Western Hemisphere Regional Economic Outlook - October 2019

Western Hemisphere

Regional Economic Outlook: Stunted by Uncertainty
October 2019

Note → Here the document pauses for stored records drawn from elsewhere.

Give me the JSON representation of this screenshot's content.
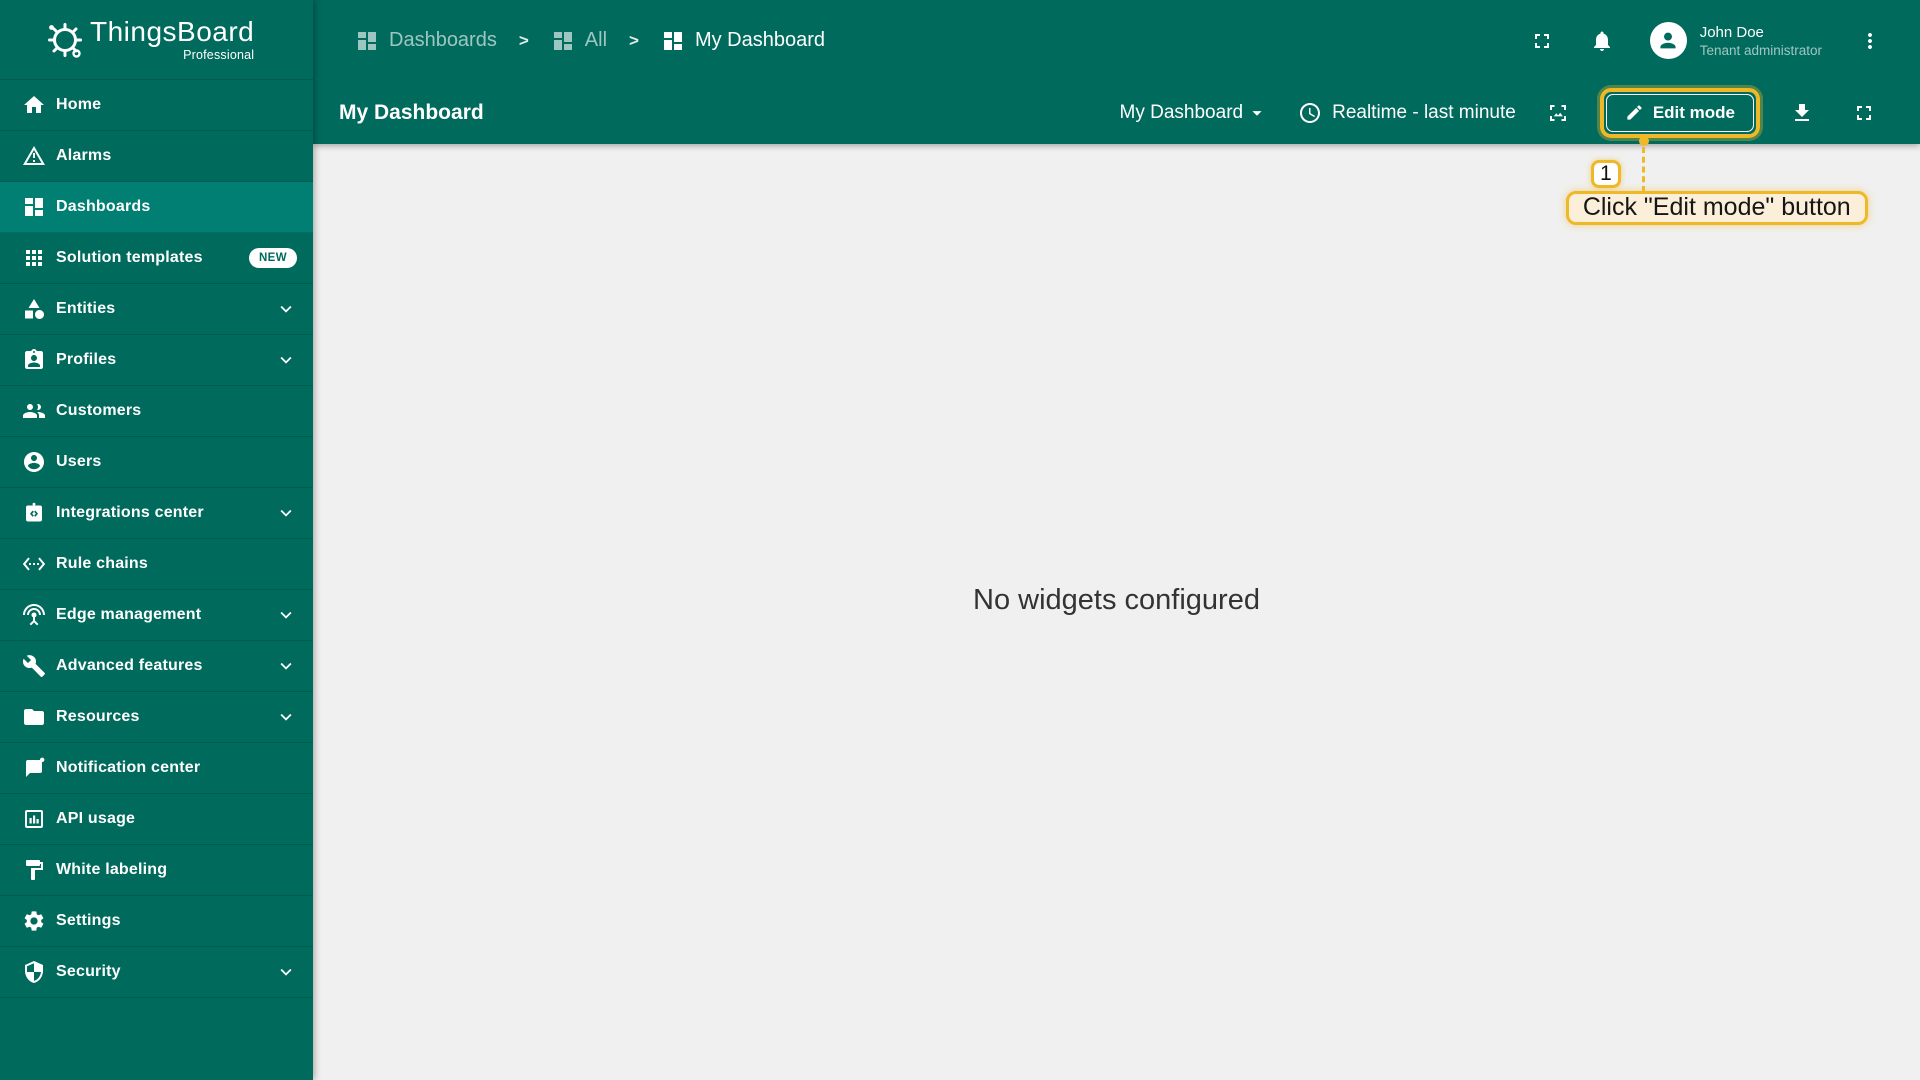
{
  "app": {
    "name": "ThingsBoard",
    "edition": "Professional",
    "logo_icon": "thingsboard-gear-logo"
  },
  "header": {
    "breadcrumb": {
      "separator": ">",
      "items": [
        {
          "label": "Dashboards",
          "icon": "dashboards-icon"
        },
        {
          "label": "All",
          "icon": "dashboards-icon"
        },
        {
          "label": "My Dashboard",
          "icon": "dashboards-icon"
        }
      ]
    },
    "actions": {
      "fullscreen_icon": "fullscreen-icon",
      "notifications_icon": "bell-icon",
      "menu_icon": "more-vert-icon"
    },
    "user": {
      "name": "John Doe",
      "role": "Tenant administrator",
      "avatar_icon": "person-icon"
    }
  },
  "sidebar": {
    "items": [
      {
        "label": "Home",
        "icon": "home-icon"
      },
      {
        "label": "Alarms",
        "icon": "alarm-warning-icon"
      },
      {
        "label": "Dashboards",
        "icon": "dashboards-icon",
        "active": true
      },
      {
        "label": "Solution templates",
        "icon": "solution-templates-grid-icon",
        "badge": "NEW"
      },
      {
        "label": "Entities",
        "icon": "entities-shapes-icon",
        "expandable": true
      },
      {
        "label": "Profiles",
        "icon": "profiles-badge-icon",
        "expandable": true
      },
      {
        "label": "Customers",
        "icon": "customers-people-icon"
      },
      {
        "label": "Users",
        "icon": "users-account-icon"
      },
      {
        "label": "Integrations center",
        "icon": "integrations-icon",
        "expandable": true
      },
      {
        "label": "Rule chains",
        "icon": "rule-chains-icon"
      },
      {
        "label": "Edge management",
        "icon": "edge-antenna-icon",
        "expandable": true
      },
      {
        "label": "Advanced features",
        "icon": "advanced-tools-icon",
        "expandable": true
      },
      {
        "label": "Resources",
        "icon": "resources-folder-icon",
        "expandable": true
      },
      {
        "label": "Notification center",
        "icon": "notification-bubble-icon"
      },
      {
        "label": "API usage",
        "icon": "api-usage-chart-icon"
      },
      {
        "label": "White labeling",
        "icon": "paint-roller-icon"
      },
      {
        "label": "Settings",
        "icon": "gear-icon"
      },
      {
        "label": "Security",
        "icon": "security-shield-icon",
        "expandable": true
      }
    ]
  },
  "toolbar": {
    "title": "My Dashboard",
    "dashboard_select": {
      "value": "My Dashboard",
      "caret_icon": "caret-down-icon"
    },
    "timewindow": {
      "label": "Realtime - last minute",
      "icon": "clock-icon"
    },
    "actions": {
      "screenshot_icon": "screenshot-icon",
      "download_icon": "download-icon",
      "fullscreen_icon": "fullscreen-icon"
    },
    "edit_button": {
      "label": "Edit mode",
      "icon": "pencil-icon"
    }
  },
  "content": {
    "empty_message": "No widgets configured"
  },
  "annotation": {
    "step": "1",
    "label": "Click \"Edit mode\" button"
  },
  "colors": {
    "primary_teal": "#006A5C",
    "active_item_teal": "#007F72",
    "content_background": "#F0F0F0",
    "annotation_gold": "#EFB829",
    "tooltip_background": "#FBEFD9",
    "badge_new_background": "#FFFFFF"
  }
}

Growth in Latin America and the Caribbean (LAC) has slowed from 1.0 percent in 2018 to 0.2 percent in 2019, but a tentative pick-up to 1.8 percent is expected in 2020. External factors remain a headwind to economic prospects in the region, led by sluggish global growth, subdued commodity prices, and volatile capital flows, although easier global financial conditions provide some respite. Policy uncertainty in some large LAC countries continues to be a drag on growth, while Venezuela’s economic and humanitarian crisis continues to drive large migration flows to other countries in the region. Against this backdrop, the LAC economies will need to rely on domestic sources of growth to accelerate the recovery, which hinges on a pickup in private consumption and investment anchored on a rebound in business and consumer confidence. Risks to the outlook remain skewed to the downside, including further falls in global growth and commodity prices, spikes in risk premiums, heightened domestic policy uncertainty, contagion from the financial turmoil in Argentina, and natural disasters. Given the challenging global environment and still negative output gaps in the region, policies will need to strike a balance between supporting growth and rebuilding policy space. Fiscal consolidation to lower public debt remains a priority in several countries. Monetary policy can continue to support growth given the stable inflation outlook and well-anchored expectations. Corporate vulnerabilities require enhanced surveillance. Structural reforms, aimed at greater openness to trade and investment, bolstering competitiveness, and addressing stringent labor market regulations, remain an imperative.

Read the report